▼▼▼
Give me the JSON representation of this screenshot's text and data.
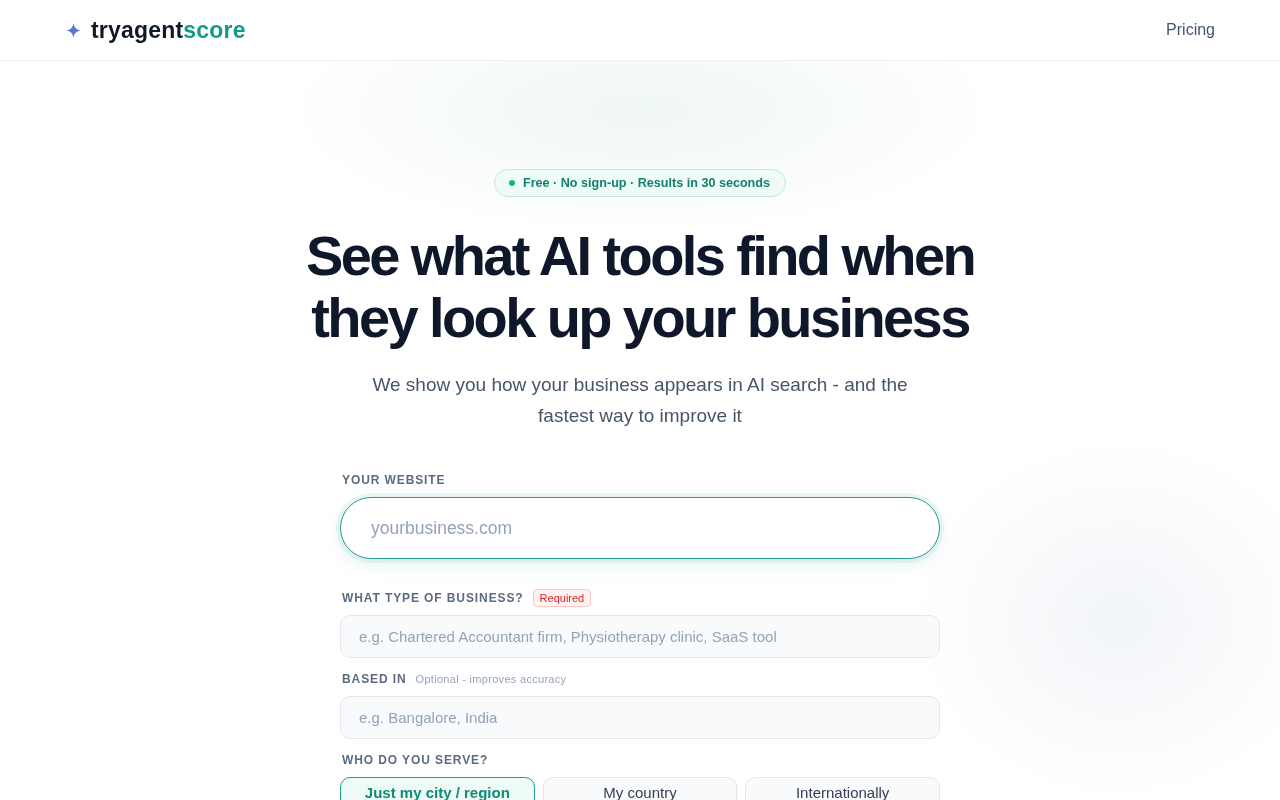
{
  "header": {
    "logo": {
      "parts": [
        {
          "text": "tryagent",
          "kind": "base"
        },
        {
          "text": "score",
          "kind": "accent"
        }
      ]
    },
    "nav": [
      {
        "label": "Pricing"
      }
    ]
  },
  "hero": {
    "badge": "Free · No sign-up · Results in 30 seconds",
    "title": "See what AI tools find when they look up your business",
    "subtitle": "We show you how your business appears in AI search - and the fastest way to improve it"
  },
  "form": {
    "fields": [
      {
        "kind": "primary",
        "label": "YOUR WEBSITE",
        "placeholder": "yourbusiness.com"
      },
      {
        "kind": "plain",
        "label": "WHAT TYPE OF BUSINESS?",
        "tag": "Required",
        "placeholder": "e.g. Chartered Accountant firm, Physiotherapy clinic, SaaS tool"
      },
      {
        "kind": "plain",
        "label": "BASED IN",
        "note": "Optional - improves accuracy",
        "placeholder": "e.g. Bangalore, India"
      }
    ],
    "audience": {
      "label": "WHO DO YOU SERVE?",
      "options": [
        {
          "label": "Just my city / region",
          "selected": true
        },
        {
          "label": "My country",
          "selected": false
        },
        {
          "label": "Internationally",
          "selected": false
        }
      ]
    }
  }
}
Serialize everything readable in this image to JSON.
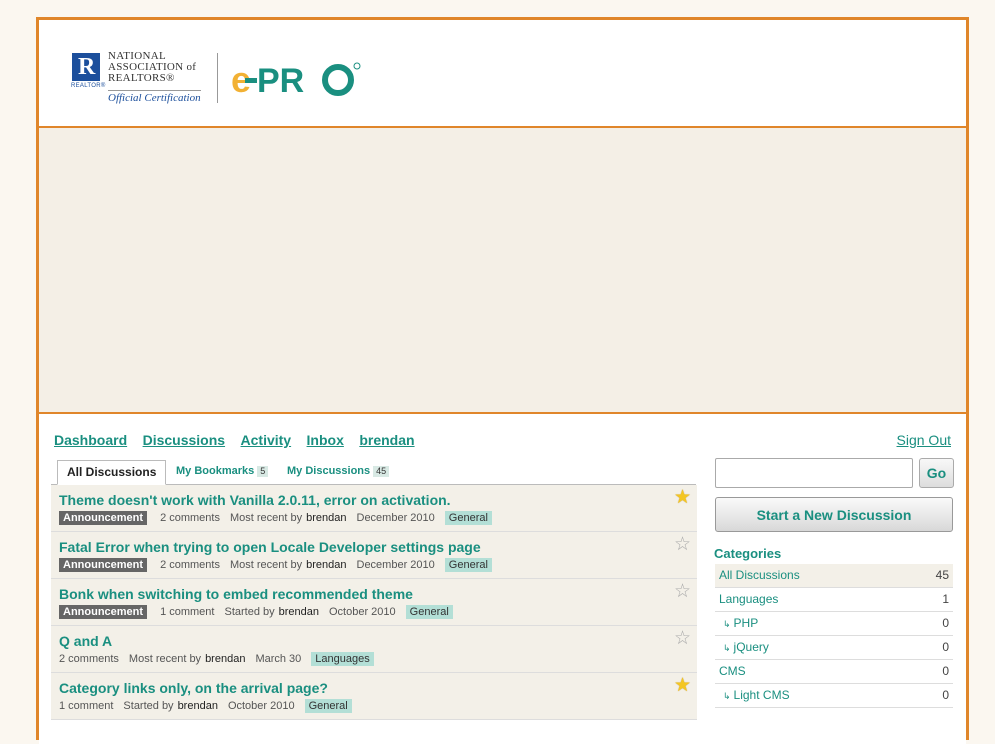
{
  "logo": {
    "nar_lines": [
      "NATIONAL",
      "ASSOCIATION of",
      "REALTORS®"
    ],
    "realtor_mark": "REALTOR®",
    "certification": "Official Certification",
    "epro": "e-PRO"
  },
  "nav": {
    "items": [
      "Dashboard",
      "Discussions",
      "Activity",
      "Inbox",
      "brendan"
    ],
    "sign_out": "Sign Out"
  },
  "tabs": [
    {
      "label": "All Discussions"
    },
    {
      "label": "My Bookmarks",
      "count": "5"
    },
    {
      "label": "My Discussions",
      "count": "45"
    }
  ],
  "discussions": [
    {
      "title": "Theme doesn't work with Vanilla 2.0.11, error on activation.",
      "announcement": "Announcement",
      "comments": "2 comments",
      "activity": "Most recent by",
      "user": "brendan",
      "date": "December 2010",
      "category": "General",
      "bookmarked": true
    },
    {
      "title": "Fatal Error when trying to open Locale Developer settings page",
      "announcement": "Announcement",
      "comments": "2 comments",
      "activity": "Most recent by",
      "user": "brendan",
      "date": "December 2010",
      "category": "General",
      "bookmarked": false
    },
    {
      "title": "Bonk when switching to embed recommended theme",
      "announcement": "Announcement",
      "comments": "1 comment",
      "activity": "Started by",
      "user": "brendan",
      "date": "October 2010",
      "category": "General",
      "bookmarked": false
    },
    {
      "title": "Q and A",
      "announcement": "",
      "comments": "2 comments",
      "activity": "Most recent by",
      "user": "brendan",
      "date": "March 30",
      "category": "Languages",
      "bookmarked": false
    },
    {
      "title": "Category links only, on the arrival page?",
      "announcement": "",
      "comments": "1 comment",
      "activity": "Started by",
      "user": "brendan",
      "date": "October 2010",
      "category": "General",
      "bookmarked": true
    }
  ],
  "sidebar": {
    "search_value": "",
    "go_label": "Go",
    "new_discussion": "Start a New Discussion",
    "categories_heading": "Categories",
    "categories": [
      {
        "name": "All Discussions",
        "count": "45"
      },
      {
        "name": "Languages",
        "count": "1"
      },
      {
        "name": "PHP",
        "count": "0",
        "sub": true
      },
      {
        "name": "jQuery",
        "count": "0",
        "sub": true
      },
      {
        "name": "CMS",
        "count": "0"
      },
      {
        "name": "Light CMS",
        "count": "0",
        "sub": true
      }
    ]
  },
  "colors": {
    "accent": "#1a8f80",
    "border": "#e0862a",
    "announcement": "#666666",
    "category": "#b3dfd6",
    "star": "#f4c622"
  }
}
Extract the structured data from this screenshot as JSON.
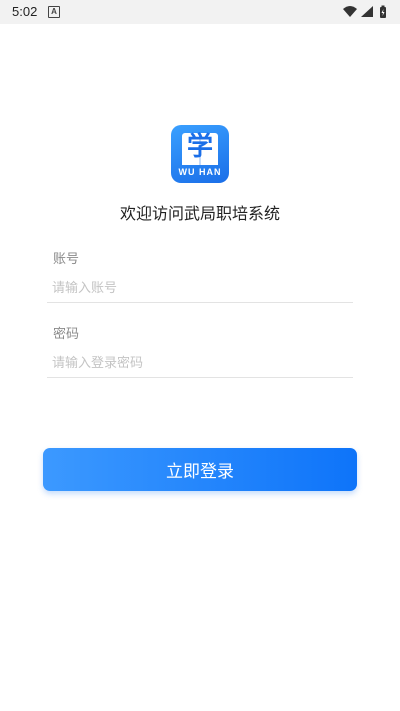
{
  "status_bar": {
    "time": "5:02",
    "notification_glyph": "A",
    "icons": [
      "wifi-icon",
      "signal-icon",
      "battery-icon"
    ]
  },
  "app": {
    "logo_char": "学",
    "logo_text": "WU HAN",
    "welcome": "欢迎访问武局职培系统"
  },
  "form": {
    "account_label": "账号",
    "account_placeholder": "请输入账号",
    "password_label": "密码",
    "password_placeholder": "请输入登录密码"
  },
  "login_button_label": "立即登录",
  "colors": {
    "accent": "#1a7df8",
    "button_gradient_start": "#3c99ff",
    "button_gradient_end": "#0e74f9"
  }
}
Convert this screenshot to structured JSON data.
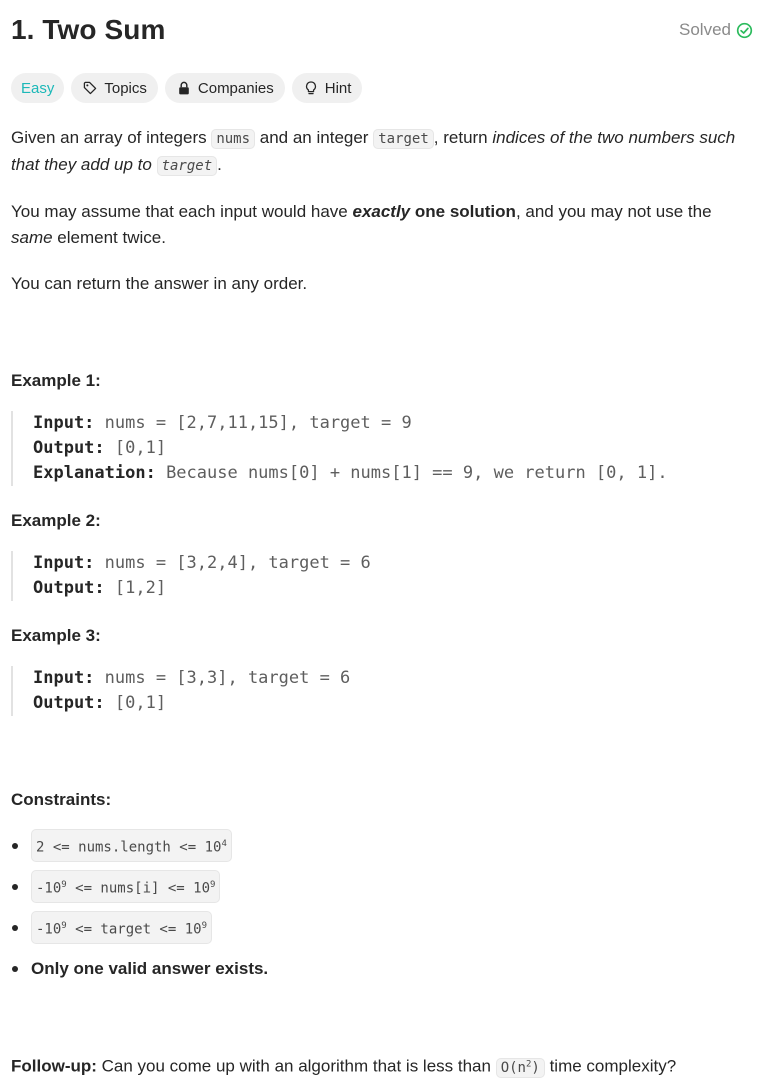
{
  "problem": {
    "title": "1. Two Sum",
    "status": "Solved"
  },
  "chips": {
    "difficulty": "Easy",
    "topics": "Topics",
    "companies": "Companies",
    "hint": "Hint"
  },
  "desc": {
    "p1_a": "Given an array of integers ",
    "p1_code1": "nums",
    "p1_b": " and an integer ",
    "p1_code2": "target",
    "p1_c": ", return ",
    "p1_em": "indices of the two numbers such that they add up to",
    "p1_code3": "target",
    "p1_d": ".",
    "p2_a": "You may assume that each input would have ",
    "p2_strong_em": "exactly",
    "p2_strong": " one solution",
    "p2_b": ", and you may not use the ",
    "p2_em": "same",
    "p2_c": " element twice.",
    "p3": "You can return the answer in any order."
  },
  "labels": {
    "input": "Input:",
    "output": "Output:",
    "explanation": "Explanation:"
  },
  "examples": [
    {
      "title": "Example 1:",
      "input": " nums = [2,7,11,15], target = 9",
      "output": " [0,1]",
      "explanation": " Because nums[0] + nums[1] == 9, we return [0, 1]."
    },
    {
      "title": "Example 2:",
      "input": " nums = [3,2,4], target = 6",
      "output": " [1,2]"
    },
    {
      "title": "Example 3:",
      "input": " nums = [3,3], target = 6",
      "output": " [0,1]"
    }
  ],
  "constraints": {
    "title": "Constraints:",
    "c1_a": "2 <= nums.length <= 10",
    "c1_sup": "4",
    "c2_a": "-10",
    "c2_sup1": "9",
    "c2_b": " <= nums[i] <= 10",
    "c2_sup2": "9",
    "c3_a": "-10",
    "c3_sup1": "9",
    "c3_b": " <= target <= 10",
    "c3_sup2": "9",
    "c4": "Only one valid answer exists."
  },
  "followup": {
    "label": "Follow-up:",
    "text_a": " Can you come up with an algorithm that is less than ",
    "code_a": "O(n",
    "code_sup": "2",
    "code_b": ")",
    "text_b": " time complexity?"
  },
  "colors": {
    "easy": "#1cb8b8",
    "solved": "#2cbb5d",
    "text": "#262626"
  },
  "icons": [
    "check-circle-icon",
    "tag-icon",
    "lock-icon",
    "lightbulb-icon"
  ]
}
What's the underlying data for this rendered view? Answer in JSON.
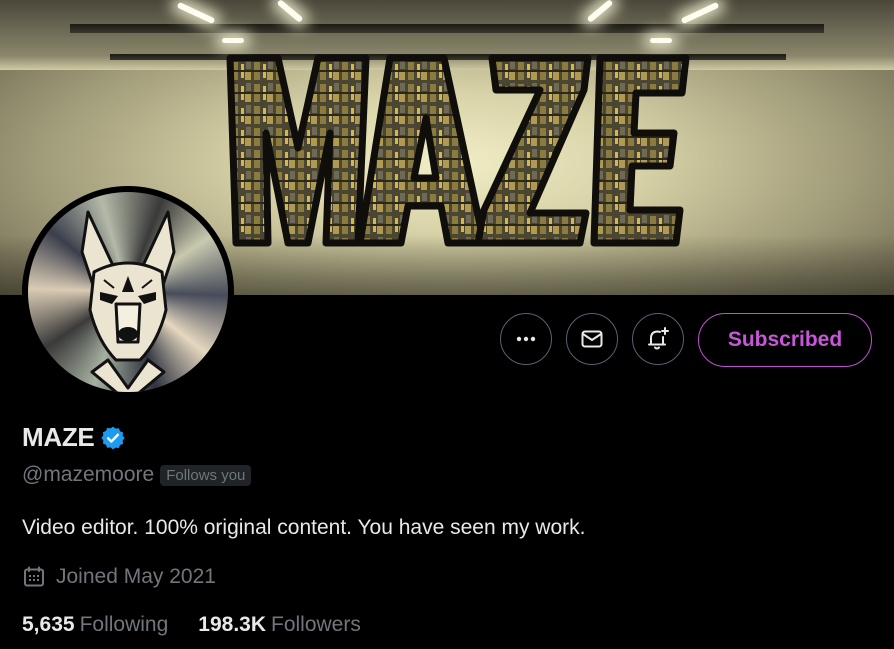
{
  "banner": {
    "logo_text": "MAZE"
  },
  "actions": {
    "more_icon": "more-horizontal-icon",
    "message_icon": "envelope-icon",
    "notify_icon": "bell-plus-icon",
    "subscribe_label": "Subscribed"
  },
  "profile": {
    "name": "MAZE",
    "verified_icon": "verified-badge-icon",
    "handle": "@mazemoore",
    "follows_you": "Follows you",
    "bio": "Video editor. 100% original content. You have seen my work.",
    "joined_icon": "calendar-icon",
    "joined": "Joined May 2021"
  },
  "stats": {
    "following_count": "5,635",
    "following_label": "Following",
    "followers_count": "198.3K",
    "followers_label": "Followers"
  },
  "colors": {
    "accent": "#c756d8",
    "verified": "#1d9bf0",
    "muted": "#71767b",
    "text": "#e7e9ea"
  }
}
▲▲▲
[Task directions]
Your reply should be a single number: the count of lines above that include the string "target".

[Reply]
6